• _What you should do_:
Filtering the records below, copy only those lines that include the word "content".

== Segment start ==

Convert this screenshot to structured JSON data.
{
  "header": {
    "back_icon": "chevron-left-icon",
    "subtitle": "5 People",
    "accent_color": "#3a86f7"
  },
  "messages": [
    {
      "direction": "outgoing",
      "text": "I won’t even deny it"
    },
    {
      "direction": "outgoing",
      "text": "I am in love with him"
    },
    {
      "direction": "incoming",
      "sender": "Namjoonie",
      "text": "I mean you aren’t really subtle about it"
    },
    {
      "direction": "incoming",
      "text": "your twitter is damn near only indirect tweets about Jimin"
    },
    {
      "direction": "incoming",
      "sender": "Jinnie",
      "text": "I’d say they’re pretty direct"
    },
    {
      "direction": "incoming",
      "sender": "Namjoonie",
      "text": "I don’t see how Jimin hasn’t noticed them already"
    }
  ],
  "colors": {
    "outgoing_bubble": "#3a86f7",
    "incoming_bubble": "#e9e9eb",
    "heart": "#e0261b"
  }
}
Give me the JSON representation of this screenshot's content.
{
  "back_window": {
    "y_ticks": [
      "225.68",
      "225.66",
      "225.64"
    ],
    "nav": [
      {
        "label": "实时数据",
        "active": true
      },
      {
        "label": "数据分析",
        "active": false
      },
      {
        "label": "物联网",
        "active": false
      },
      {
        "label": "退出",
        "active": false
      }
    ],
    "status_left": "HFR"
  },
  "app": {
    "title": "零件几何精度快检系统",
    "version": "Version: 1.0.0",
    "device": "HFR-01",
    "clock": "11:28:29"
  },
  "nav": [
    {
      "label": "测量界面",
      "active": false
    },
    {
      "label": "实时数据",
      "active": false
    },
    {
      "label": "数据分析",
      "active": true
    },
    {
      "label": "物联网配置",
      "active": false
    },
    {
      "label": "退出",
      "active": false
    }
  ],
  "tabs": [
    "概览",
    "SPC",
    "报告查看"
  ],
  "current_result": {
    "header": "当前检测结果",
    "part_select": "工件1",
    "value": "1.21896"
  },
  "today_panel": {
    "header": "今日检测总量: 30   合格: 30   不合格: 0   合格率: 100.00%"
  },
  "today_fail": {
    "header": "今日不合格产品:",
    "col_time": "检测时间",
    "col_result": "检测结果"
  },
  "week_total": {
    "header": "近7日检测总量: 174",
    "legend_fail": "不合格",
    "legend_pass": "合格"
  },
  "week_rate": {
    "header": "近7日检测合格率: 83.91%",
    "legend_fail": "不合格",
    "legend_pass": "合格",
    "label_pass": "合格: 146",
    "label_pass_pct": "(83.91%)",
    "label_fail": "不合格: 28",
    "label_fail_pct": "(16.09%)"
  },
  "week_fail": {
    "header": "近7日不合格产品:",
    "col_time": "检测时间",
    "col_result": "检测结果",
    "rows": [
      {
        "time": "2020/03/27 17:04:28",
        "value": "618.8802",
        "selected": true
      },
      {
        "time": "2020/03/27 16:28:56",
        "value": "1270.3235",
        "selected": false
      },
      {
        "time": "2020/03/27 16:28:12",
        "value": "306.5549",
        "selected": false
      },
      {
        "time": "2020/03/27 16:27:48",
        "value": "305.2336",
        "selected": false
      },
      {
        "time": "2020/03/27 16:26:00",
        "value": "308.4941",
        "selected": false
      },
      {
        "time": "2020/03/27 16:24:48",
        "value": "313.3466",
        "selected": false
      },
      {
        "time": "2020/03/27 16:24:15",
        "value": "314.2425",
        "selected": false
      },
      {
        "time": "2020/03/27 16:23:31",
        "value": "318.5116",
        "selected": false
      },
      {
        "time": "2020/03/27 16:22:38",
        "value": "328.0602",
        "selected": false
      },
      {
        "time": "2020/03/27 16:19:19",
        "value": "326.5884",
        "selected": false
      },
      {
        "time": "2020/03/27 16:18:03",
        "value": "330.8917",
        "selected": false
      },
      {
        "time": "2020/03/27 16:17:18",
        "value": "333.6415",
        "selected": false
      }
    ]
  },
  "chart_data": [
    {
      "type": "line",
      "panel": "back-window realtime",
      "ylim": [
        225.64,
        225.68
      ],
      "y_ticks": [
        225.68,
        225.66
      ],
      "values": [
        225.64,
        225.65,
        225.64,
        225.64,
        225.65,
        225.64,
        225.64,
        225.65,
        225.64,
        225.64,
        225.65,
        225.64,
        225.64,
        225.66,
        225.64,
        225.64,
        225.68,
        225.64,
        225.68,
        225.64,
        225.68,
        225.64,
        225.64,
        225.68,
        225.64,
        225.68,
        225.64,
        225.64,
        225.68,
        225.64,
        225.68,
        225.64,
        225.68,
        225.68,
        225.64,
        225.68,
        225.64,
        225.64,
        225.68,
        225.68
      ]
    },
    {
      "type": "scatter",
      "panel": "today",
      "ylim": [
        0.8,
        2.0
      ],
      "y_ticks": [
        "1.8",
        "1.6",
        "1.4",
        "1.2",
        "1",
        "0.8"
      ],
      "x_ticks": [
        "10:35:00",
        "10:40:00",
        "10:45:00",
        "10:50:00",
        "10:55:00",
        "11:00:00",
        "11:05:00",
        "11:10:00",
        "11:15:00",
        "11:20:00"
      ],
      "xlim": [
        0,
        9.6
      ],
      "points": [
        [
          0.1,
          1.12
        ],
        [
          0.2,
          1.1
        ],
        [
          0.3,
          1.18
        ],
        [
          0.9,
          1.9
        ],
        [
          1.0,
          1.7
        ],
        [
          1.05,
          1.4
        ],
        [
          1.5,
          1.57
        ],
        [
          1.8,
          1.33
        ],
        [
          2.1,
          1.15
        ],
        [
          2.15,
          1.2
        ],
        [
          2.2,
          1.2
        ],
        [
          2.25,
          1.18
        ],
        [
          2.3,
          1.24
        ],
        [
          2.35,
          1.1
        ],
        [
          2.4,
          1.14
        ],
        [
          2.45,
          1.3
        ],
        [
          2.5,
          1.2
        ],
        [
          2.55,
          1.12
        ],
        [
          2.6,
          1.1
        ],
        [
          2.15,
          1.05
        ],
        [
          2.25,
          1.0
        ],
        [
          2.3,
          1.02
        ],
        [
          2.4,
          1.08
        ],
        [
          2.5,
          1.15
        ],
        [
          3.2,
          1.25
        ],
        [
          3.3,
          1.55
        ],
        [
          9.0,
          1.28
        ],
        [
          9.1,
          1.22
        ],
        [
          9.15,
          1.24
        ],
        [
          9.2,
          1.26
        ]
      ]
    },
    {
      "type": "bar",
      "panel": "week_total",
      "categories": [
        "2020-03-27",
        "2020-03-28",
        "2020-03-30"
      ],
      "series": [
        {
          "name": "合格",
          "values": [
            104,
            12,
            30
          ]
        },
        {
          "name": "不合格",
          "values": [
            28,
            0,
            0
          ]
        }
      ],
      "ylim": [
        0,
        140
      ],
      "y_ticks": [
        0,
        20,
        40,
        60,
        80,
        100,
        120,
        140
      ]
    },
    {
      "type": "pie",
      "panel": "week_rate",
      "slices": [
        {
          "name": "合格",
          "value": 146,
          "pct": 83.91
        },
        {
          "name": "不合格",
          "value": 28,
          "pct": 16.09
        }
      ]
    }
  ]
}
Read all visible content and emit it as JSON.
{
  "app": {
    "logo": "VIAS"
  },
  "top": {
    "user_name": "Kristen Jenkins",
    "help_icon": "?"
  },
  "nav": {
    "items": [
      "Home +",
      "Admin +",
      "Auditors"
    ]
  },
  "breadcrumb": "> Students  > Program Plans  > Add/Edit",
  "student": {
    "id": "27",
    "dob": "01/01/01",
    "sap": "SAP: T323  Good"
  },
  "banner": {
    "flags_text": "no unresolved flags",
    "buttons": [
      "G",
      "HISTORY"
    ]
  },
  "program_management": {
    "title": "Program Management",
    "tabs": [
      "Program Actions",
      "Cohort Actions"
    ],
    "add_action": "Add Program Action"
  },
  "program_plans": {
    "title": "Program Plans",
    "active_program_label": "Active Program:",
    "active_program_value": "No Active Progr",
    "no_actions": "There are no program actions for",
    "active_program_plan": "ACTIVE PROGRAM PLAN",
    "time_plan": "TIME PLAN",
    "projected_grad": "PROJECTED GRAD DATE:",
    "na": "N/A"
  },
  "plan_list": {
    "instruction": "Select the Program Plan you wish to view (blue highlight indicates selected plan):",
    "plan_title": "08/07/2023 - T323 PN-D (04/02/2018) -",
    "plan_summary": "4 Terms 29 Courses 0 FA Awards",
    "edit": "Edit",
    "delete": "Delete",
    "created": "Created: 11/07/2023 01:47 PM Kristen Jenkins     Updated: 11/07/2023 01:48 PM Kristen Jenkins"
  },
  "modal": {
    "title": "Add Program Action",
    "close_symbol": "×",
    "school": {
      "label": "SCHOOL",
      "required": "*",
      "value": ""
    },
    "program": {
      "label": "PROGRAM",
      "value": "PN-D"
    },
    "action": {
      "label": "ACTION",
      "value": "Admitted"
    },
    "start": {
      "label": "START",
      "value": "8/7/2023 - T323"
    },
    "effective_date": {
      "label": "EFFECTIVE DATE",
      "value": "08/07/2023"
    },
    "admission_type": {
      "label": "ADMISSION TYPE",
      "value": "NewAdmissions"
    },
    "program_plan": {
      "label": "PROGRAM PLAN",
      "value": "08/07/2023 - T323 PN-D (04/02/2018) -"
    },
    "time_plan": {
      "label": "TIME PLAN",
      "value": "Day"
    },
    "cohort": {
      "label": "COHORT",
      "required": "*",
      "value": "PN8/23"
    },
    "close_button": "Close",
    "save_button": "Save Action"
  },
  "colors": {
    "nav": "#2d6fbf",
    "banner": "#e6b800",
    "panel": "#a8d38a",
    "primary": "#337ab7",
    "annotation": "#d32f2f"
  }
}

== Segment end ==

• _Your response_:
Give me the JSON representation of this screenshot's content.
Read all visible content and emit it as JSON.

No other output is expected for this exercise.